## Work instruction
Would you please repeat exactly the entries below, starting at the line with "Output a JSON" and ending at the line with "Decode this image", and nothing outside that range? Leave out the pictures.

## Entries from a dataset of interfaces
● ● ● ●

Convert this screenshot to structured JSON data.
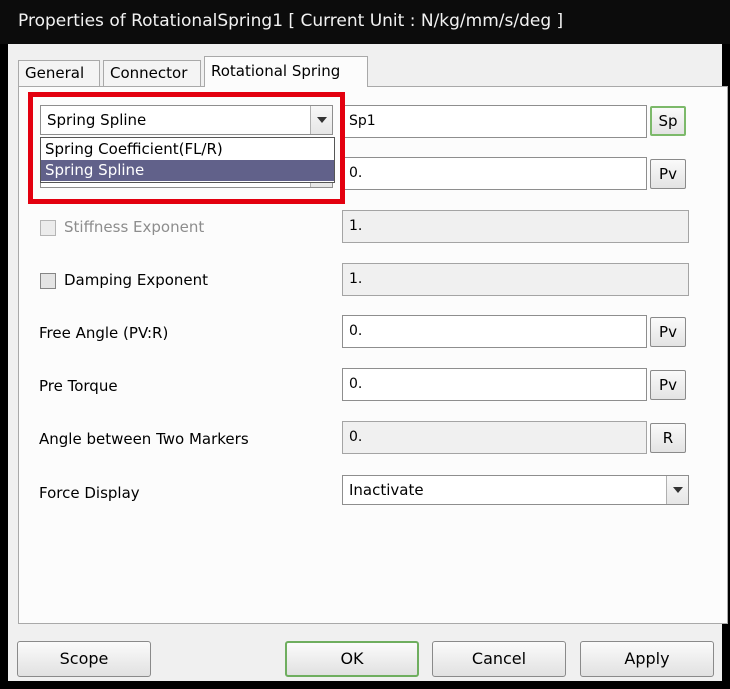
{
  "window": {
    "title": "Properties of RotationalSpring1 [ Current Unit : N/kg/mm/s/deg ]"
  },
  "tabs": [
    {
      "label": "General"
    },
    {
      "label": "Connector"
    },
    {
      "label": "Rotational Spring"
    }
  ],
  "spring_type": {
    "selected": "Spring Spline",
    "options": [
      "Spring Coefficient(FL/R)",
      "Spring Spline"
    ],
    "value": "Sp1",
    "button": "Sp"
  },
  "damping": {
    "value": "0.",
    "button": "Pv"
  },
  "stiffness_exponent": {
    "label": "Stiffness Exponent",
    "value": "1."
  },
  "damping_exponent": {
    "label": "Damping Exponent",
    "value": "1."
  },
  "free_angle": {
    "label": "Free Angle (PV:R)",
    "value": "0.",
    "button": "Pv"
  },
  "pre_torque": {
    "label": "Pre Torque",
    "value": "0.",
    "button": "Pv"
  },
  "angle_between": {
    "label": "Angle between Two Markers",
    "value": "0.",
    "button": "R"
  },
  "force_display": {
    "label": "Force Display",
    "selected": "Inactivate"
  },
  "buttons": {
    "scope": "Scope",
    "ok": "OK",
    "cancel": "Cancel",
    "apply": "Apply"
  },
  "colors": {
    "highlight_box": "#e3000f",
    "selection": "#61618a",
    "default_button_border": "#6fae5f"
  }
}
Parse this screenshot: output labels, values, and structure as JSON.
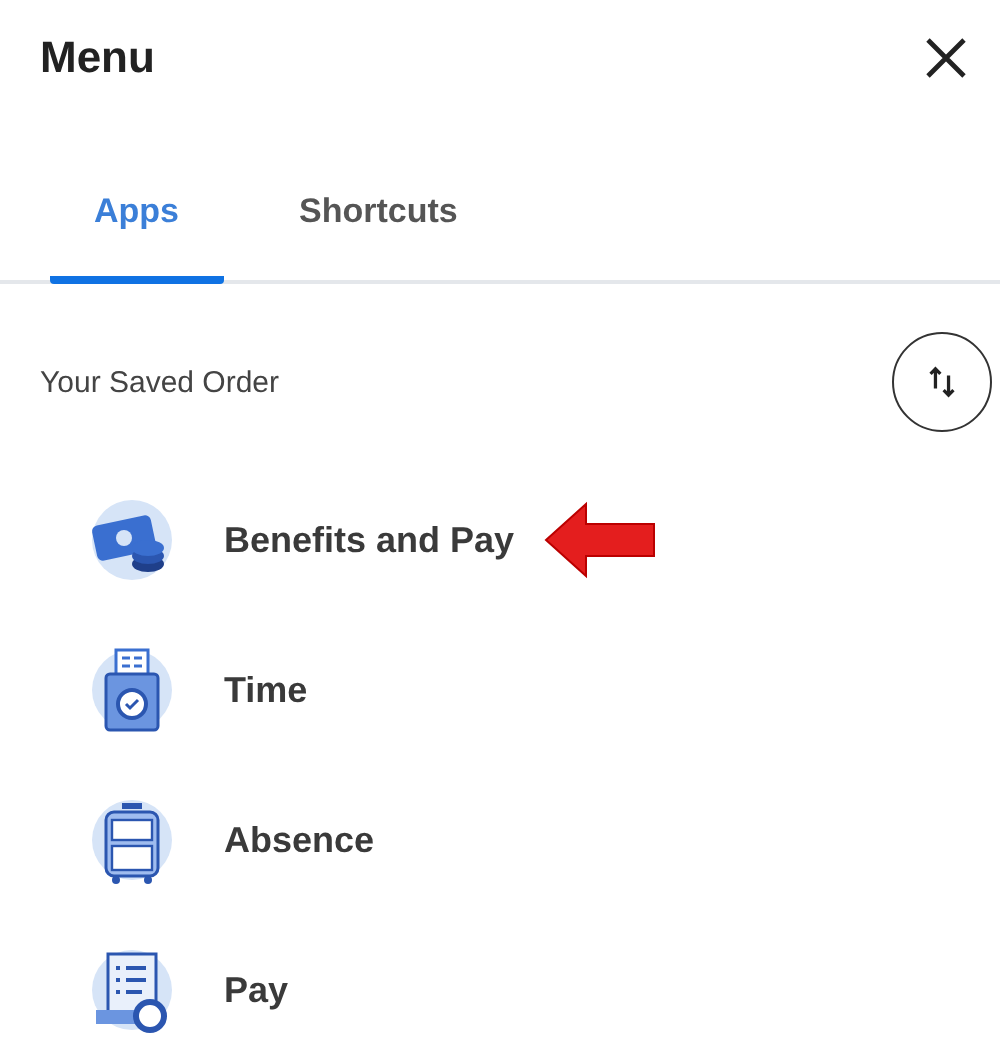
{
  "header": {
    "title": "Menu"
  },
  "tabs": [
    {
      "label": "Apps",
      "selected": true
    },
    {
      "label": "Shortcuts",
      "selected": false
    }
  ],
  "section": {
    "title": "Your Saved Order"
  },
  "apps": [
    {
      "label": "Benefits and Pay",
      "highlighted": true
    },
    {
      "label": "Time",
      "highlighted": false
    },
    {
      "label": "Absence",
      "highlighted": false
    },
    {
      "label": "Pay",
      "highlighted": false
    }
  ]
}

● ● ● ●

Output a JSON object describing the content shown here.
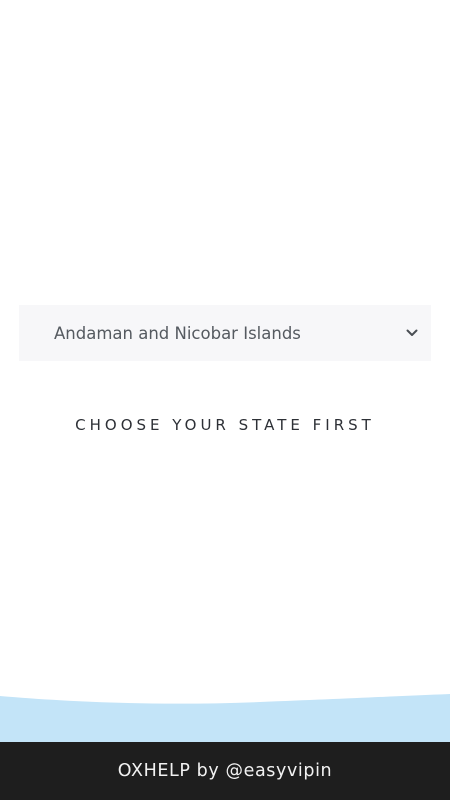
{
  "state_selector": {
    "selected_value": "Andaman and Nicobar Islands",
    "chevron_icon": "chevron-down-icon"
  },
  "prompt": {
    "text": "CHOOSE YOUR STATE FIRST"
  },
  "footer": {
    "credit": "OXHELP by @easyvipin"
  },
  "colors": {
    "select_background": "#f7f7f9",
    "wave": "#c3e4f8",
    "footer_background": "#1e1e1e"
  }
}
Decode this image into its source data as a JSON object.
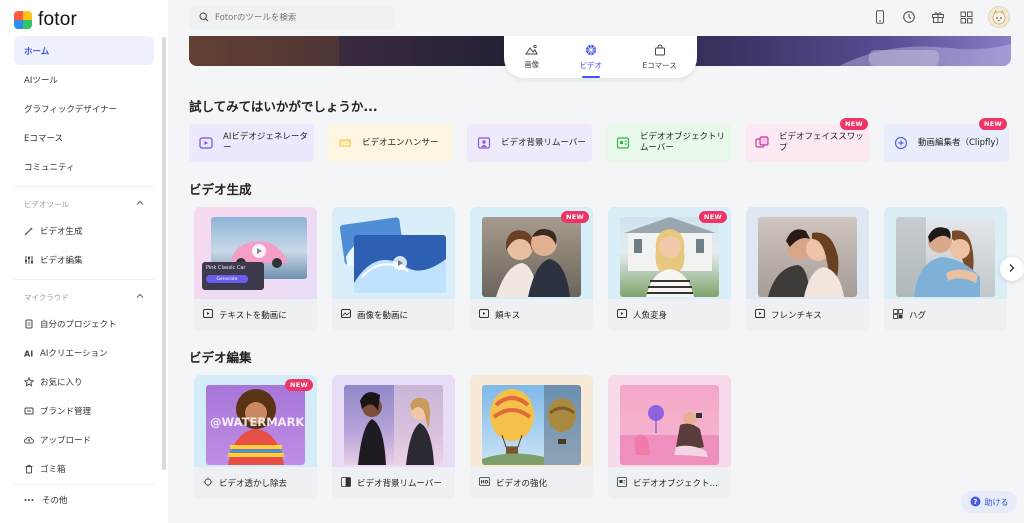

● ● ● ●

## Result
Output a JSON object describing the content shown here.
{
  "state_selector": {
    "selected_value": "Andaman and Nicobar Islands",
    "chevron_icon": "chevron-down-icon"
  },
  "prompt": {
    "text": "CHOOSE YOUR STATE FIRST"
  },
  "footer": {
    "credit": "OXHELP by @easyvipin"
  },
  "colors": {
    "select_background": "#f7f7f9",
    "wave": "#c3e4f8",
    "footer_background": "#1e1e1e"
  }
}
Decode this image into its source data as a JSON object.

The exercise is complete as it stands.